I admit I have never been to the actual city of Abilene, but I have been to the metaphorical destination of Abilene that Jerry Harvey described in his Abilene Paradox. In his effort to recount how people often do things as a group that privately no one wants to do, he used a personal example that involved a family visit to west Texas and a long sticky car ride to a café in Abilene. If you have never read it, I encourage you take a few minutes and read at least the first few pages … you will likely remember similar “trips” you have taken.
The publication of Harvey’s personal set of observations back in the 1980’s, raised the awareness that it was just as important to manage agreement, as it was to manage conflict in an organization. The dynamics of the Abilene Paradox involve people privately thinking one thing but acting out something very different because they aren’t sharing their real opinions. Once in place, this cycle can get repeated over and over again with growing frustration.
So, how do you break this cycle? Someone has to test his or her perception of reality with others. It is that absurdly simple … and difficult. It’s a bit like being the first to state aloud that the king is wearing no clothes. It’s high risk, but not stating what you believe can be just as disastrous to you and the organization in lost time and energy spent on repeated trips to Abilene.
Harvey ends his observations on the Abilene Paradox by telling the Greek Myth about Sisyphus who was condemned to push a giant rock up a hill just to have it roll down again … sort of a daily trip to Abilene. Unable to challenge his fate, Harvey hoped that Sisyphus was at least able to recognize the absurdity of his situation. He points out that we all “push rocks” from time to time … and the best we can do is to recognize it when we do.
- What was the last “rock” you pushed?

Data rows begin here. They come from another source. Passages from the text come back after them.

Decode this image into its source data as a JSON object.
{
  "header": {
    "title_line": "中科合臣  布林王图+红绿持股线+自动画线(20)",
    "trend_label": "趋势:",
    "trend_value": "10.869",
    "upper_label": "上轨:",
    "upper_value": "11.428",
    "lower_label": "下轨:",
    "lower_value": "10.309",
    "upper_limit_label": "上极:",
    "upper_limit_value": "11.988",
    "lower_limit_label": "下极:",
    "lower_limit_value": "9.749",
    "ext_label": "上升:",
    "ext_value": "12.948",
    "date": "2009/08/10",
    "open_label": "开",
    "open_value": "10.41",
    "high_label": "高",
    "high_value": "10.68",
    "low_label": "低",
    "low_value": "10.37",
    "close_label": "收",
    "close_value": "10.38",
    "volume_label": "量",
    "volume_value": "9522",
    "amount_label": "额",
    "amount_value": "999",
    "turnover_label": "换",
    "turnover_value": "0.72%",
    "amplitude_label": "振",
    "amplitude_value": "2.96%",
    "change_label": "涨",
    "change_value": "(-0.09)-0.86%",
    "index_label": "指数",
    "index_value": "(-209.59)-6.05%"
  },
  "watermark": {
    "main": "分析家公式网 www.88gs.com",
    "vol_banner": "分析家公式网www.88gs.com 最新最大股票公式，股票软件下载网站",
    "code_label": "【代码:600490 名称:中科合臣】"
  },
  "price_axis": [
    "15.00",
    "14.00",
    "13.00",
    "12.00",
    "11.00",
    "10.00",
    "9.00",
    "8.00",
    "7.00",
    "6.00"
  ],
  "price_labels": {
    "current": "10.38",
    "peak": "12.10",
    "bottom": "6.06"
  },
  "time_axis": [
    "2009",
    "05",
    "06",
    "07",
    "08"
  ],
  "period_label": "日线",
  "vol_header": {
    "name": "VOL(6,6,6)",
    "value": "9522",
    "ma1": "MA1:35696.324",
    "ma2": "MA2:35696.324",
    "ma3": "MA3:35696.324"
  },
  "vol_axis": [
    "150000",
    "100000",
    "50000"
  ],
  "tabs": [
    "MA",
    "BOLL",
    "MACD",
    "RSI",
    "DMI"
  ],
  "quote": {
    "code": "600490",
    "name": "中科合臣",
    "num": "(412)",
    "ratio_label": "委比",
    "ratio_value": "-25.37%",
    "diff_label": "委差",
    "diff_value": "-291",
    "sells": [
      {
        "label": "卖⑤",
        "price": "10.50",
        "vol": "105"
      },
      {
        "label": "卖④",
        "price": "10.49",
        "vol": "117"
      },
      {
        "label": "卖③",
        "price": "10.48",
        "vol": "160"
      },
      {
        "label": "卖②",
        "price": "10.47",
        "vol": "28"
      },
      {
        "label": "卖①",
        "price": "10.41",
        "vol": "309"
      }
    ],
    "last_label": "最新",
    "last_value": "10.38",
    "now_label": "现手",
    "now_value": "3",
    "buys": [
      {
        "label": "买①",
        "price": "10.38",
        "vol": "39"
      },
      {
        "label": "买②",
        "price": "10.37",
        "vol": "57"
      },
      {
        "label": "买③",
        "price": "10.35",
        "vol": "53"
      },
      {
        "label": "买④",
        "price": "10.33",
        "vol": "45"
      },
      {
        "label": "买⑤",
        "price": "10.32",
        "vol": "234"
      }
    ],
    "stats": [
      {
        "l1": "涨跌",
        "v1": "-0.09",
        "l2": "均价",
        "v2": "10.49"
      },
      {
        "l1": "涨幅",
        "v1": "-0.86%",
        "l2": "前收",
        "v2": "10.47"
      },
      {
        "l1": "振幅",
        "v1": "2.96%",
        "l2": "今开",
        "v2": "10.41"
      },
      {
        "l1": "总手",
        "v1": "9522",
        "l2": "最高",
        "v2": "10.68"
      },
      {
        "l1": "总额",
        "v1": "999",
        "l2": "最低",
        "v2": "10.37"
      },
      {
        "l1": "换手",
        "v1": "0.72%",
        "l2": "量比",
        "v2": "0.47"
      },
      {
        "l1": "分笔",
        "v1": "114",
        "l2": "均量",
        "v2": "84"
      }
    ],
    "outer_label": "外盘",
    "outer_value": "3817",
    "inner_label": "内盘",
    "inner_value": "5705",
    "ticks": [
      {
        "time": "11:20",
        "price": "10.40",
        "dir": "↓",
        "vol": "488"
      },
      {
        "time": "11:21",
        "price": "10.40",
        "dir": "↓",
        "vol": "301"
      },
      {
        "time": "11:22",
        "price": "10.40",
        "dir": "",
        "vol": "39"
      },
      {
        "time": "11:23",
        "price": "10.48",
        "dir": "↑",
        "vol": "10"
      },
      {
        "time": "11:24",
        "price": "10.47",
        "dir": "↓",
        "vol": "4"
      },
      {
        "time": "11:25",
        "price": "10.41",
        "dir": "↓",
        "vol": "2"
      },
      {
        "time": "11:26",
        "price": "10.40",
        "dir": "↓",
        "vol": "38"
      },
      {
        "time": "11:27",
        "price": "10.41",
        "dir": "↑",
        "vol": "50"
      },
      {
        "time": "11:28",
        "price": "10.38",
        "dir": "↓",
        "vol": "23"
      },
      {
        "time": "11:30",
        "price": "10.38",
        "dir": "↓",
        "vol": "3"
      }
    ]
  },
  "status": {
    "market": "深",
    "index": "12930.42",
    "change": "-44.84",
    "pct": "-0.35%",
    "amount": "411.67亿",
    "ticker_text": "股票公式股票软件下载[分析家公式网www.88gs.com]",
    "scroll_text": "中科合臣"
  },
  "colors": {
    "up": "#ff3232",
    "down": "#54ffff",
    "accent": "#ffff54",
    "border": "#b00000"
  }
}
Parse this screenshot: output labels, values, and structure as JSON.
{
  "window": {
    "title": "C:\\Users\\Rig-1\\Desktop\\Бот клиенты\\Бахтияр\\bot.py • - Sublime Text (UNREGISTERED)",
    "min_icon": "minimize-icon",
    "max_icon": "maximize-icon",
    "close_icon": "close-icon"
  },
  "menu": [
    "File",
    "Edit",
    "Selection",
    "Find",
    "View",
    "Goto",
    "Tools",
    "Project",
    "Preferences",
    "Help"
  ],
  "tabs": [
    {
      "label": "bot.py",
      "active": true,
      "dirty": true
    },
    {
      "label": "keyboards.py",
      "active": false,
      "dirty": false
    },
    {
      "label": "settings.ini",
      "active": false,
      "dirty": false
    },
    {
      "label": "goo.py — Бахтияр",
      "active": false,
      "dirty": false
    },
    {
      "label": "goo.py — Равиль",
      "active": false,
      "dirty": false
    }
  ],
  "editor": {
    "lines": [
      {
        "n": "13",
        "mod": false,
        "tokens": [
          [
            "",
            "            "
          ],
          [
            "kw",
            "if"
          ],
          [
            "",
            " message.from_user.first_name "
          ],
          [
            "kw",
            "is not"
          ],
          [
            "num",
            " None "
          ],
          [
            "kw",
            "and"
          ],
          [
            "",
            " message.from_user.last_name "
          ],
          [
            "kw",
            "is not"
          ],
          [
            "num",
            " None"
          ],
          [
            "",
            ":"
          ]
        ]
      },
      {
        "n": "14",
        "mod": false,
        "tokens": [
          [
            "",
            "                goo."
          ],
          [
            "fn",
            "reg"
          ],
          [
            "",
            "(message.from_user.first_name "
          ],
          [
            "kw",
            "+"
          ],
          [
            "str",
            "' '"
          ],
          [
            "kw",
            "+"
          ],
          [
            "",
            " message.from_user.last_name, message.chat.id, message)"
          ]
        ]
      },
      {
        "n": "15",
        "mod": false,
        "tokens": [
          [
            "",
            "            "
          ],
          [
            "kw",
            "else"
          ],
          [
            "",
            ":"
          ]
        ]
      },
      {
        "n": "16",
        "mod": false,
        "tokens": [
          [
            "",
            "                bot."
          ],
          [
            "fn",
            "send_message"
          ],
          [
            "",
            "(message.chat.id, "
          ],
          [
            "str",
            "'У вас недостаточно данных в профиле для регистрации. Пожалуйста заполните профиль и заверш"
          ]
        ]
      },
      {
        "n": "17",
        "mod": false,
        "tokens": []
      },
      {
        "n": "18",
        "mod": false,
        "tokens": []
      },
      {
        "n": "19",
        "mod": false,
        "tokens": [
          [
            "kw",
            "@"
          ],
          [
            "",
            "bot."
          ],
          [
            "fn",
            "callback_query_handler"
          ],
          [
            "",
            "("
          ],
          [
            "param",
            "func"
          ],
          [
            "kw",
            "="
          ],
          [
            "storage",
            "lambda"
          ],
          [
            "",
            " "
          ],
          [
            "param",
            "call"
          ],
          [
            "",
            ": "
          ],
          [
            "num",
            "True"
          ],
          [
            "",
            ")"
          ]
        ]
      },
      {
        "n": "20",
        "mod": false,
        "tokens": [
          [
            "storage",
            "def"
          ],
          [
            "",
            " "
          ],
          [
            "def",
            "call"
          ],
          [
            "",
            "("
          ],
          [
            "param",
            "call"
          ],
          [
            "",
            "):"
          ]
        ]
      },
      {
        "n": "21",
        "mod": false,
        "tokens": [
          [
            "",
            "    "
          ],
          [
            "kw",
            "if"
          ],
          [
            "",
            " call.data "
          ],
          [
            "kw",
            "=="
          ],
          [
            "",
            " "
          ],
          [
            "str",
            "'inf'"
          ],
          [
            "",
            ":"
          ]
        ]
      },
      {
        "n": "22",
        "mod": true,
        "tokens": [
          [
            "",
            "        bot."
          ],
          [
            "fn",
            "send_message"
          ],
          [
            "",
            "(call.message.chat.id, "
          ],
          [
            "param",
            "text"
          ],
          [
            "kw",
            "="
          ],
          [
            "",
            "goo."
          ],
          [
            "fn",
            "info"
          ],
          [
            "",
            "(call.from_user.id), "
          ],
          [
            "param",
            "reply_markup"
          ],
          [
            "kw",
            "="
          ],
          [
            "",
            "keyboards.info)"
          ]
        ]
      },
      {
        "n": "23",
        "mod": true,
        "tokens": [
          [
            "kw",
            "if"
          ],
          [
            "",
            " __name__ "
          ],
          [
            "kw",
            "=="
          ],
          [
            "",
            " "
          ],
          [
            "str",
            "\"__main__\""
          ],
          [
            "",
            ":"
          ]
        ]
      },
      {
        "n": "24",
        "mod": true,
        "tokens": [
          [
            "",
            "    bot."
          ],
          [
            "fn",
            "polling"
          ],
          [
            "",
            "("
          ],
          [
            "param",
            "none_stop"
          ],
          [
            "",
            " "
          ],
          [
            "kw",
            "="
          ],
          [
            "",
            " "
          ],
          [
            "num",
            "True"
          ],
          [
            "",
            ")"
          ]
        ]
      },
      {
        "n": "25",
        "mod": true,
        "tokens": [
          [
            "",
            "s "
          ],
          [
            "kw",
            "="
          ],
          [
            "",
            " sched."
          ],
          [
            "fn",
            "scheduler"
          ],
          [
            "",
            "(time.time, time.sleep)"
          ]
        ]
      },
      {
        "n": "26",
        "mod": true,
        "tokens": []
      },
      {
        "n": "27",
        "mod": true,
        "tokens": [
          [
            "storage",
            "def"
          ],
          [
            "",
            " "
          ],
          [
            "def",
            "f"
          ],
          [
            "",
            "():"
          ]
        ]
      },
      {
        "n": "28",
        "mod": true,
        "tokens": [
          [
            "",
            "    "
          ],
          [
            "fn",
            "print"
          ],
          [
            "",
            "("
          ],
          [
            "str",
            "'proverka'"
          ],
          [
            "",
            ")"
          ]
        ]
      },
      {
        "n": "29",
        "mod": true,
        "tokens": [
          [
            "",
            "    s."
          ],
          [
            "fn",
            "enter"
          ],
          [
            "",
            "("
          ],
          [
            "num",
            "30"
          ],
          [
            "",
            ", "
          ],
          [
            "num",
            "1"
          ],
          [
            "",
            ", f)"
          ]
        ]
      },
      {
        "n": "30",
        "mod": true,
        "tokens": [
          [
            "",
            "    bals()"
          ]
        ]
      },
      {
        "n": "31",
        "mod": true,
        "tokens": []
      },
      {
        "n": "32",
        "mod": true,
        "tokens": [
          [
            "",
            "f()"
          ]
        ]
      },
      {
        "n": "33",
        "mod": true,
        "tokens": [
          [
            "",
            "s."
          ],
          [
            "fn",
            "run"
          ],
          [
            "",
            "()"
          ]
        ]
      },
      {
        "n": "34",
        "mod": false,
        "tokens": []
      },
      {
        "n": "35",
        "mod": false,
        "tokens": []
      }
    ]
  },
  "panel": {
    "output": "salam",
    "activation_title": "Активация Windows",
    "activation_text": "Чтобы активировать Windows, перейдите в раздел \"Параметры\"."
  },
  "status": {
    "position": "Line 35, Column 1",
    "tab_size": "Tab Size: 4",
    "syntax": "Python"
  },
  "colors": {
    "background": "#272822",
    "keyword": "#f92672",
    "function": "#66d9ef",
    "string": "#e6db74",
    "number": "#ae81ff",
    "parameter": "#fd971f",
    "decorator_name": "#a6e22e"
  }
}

- When was the last time you risked telling the king he had no clothes?
- What is the toll of repeated Abilene experiences on an organization?